Both property managers now find themselves in a difficult situation, as the dewatering process, which is needed due to the amount of water beneath the ground in the area, is expected to continue through at least June. "That is a concern for us, because it is our opinion, and that of the professionals involved, that we could continue to sustain further damage and sinking conditions."
For now, both buildings, the city and the companies involved in the project are investigating the problems, said Zsebedics. "Due to the timeline, it is apparent to me, and I think to anybody who looks at this, that the dewatering caused it," he said. "It's just a matter of they want proof, and we're almost ready to give it to them."
Meanwhile, residents are left concerned about the safety of their parking garage, and the financial security of their investments. "They're concerned. They want to know how we're going to pay for this," said Zsebedics, who said the cost of fixing the garage is not know, but could be much as $12 million. He also pointed out that the task of rebuilding a parking garage beneath an existing building is a daunting proposition.
Zsebedics credits local officials for "making this public enough to push Vornado to do the right thing." He notes that the residents who are being effected by construction are the same people Vornado is counting on to support the project once it's completed. "It's the money from these people that is going to support that site, so it would be a shame if they looked the other way," he said.
Daniel Berger, vice president of design and construction at Vornado Realty, provided an update of the project's status at last week's Community Board 6 meeting. While he didn't raise the issue of sinking properties, a resident asked about the problem. Berger said that the water level "is very high" at the site, about 11 to 13 feet below the ground surface. He explained that metal sheeting was driven into the ground around the area being dewatered.
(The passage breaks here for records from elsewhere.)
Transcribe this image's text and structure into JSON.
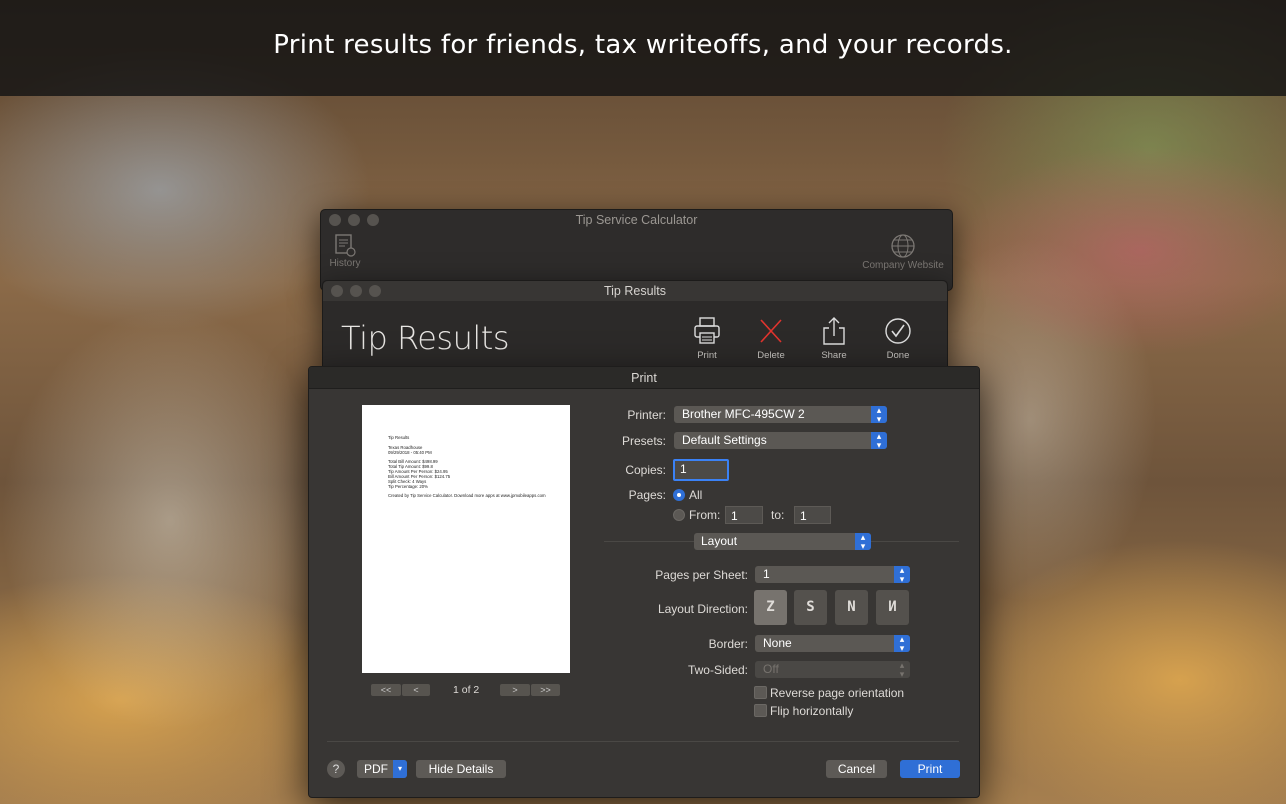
{
  "banner": {
    "text": "Print results for friends, tax writeoffs, and your records."
  },
  "main_window": {
    "title": "Tip Service Calculator",
    "history_label": "History",
    "website_label": "Company Website"
  },
  "results_window": {
    "title": "Tip Results",
    "heading": "Tip Results",
    "actions": {
      "print": "Print",
      "delete": "Delete",
      "share": "Share",
      "done": "Done"
    }
  },
  "print_dialog": {
    "title": "Print",
    "preview": {
      "lines": [
        "Tip Results",
        "Texas Roadhouse",
        "09/29/2018 - 05:40 PM",
        "Total Bill Amount: $498.99",
        "Total Tip Amount: $99.8",
        "Tip Amount Per Person: $24.95",
        "Bill Amount Per Person: $124.75",
        "Split Check: 4 Ways",
        "Tip Percentage: 20%",
        "Created by Tip Service Calculator. Download more apps at www.jpmobileapps.com"
      ],
      "page_indicator": "1 of 2",
      "first_label": "<<",
      "prev_label": "<",
      "next_label": ">",
      "last_label": ">>"
    },
    "printer": {
      "label": "Printer:",
      "value": "Brother MFC-495CW 2"
    },
    "presets": {
      "label": "Presets:",
      "value": "Default Settings"
    },
    "copies": {
      "label": "Copies:",
      "value": "1"
    },
    "pages": {
      "label": "Pages:",
      "all_label": "All",
      "from_label": "From:",
      "from_value": "1",
      "to_label": "to:",
      "to_value": "1"
    },
    "section": {
      "value": "Layout"
    },
    "pages_per_sheet": {
      "label": "Pages per Sheet:",
      "value": "1"
    },
    "layout_direction": {
      "label": "Layout Direction:",
      "options": [
        "Z",
        "S",
        "N",
        "И"
      ]
    },
    "border": {
      "label": "Border:",
      "value": "None"
    },
    "two_sided": {
      "label": "Two-Sided:",
      "value": "Off"
    },
    "reverse_orientation": {
      "label": "Reverse page orientation"
    },
    "flip_horizontally": {
      "label": "Flip horizontally"
    },
    "footer": {
      "help": "?",
      "pdf": "PDF",
      "hide_details": "Hide Details",
      "cancel": "Cancel",
      "print": "Print"
    }
  },
  "colors": {
    "accent": "#2f6fd6",
    "delete": "#e0342e",
    "sheet_bg": "#383634"
  }
}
The company is willing to discuss the issues with the city, said Berger. "We're going to have ongoing dialogue with them," he said. In the meantime, Vornado will "Get the dewatering process cut off as soon as possible."
Berger didn't return a phone message seeking additional comment, and a DOB spokeswoman was unable to provide information about the city's role in the issue by press time.
The sinking issue isn't the only topic Berger was forced to deal with at the community board meeting. Local officials were unhappy to hear that the residential tower planned for the southwest corner of the property might not be built as planned. "That's an economic decision right now," he said. "There is a debate over what kind of rents can be demanded."
That revelation earned a strong response from Joseph Hennessy, board chairman. "You had committed to one residential tower, and now your telling the community maybe," he said. "Now you're telling us that it might be all retail. That wasn't the commitment you made to the board."
Vornado had planned on building the tower, and still has the ability to build it on top of the three-story retail building, said Berger. "We have yet to make that decision. What dictates it is economics," he said.
Hennessy wasn't pleased with the lack of commitment from Vornado to complete the residential tower as planned. "You've taken the whole area for retail, and meanwhile we're not getting much back," he said. "Maybe the whole thing should be stopped."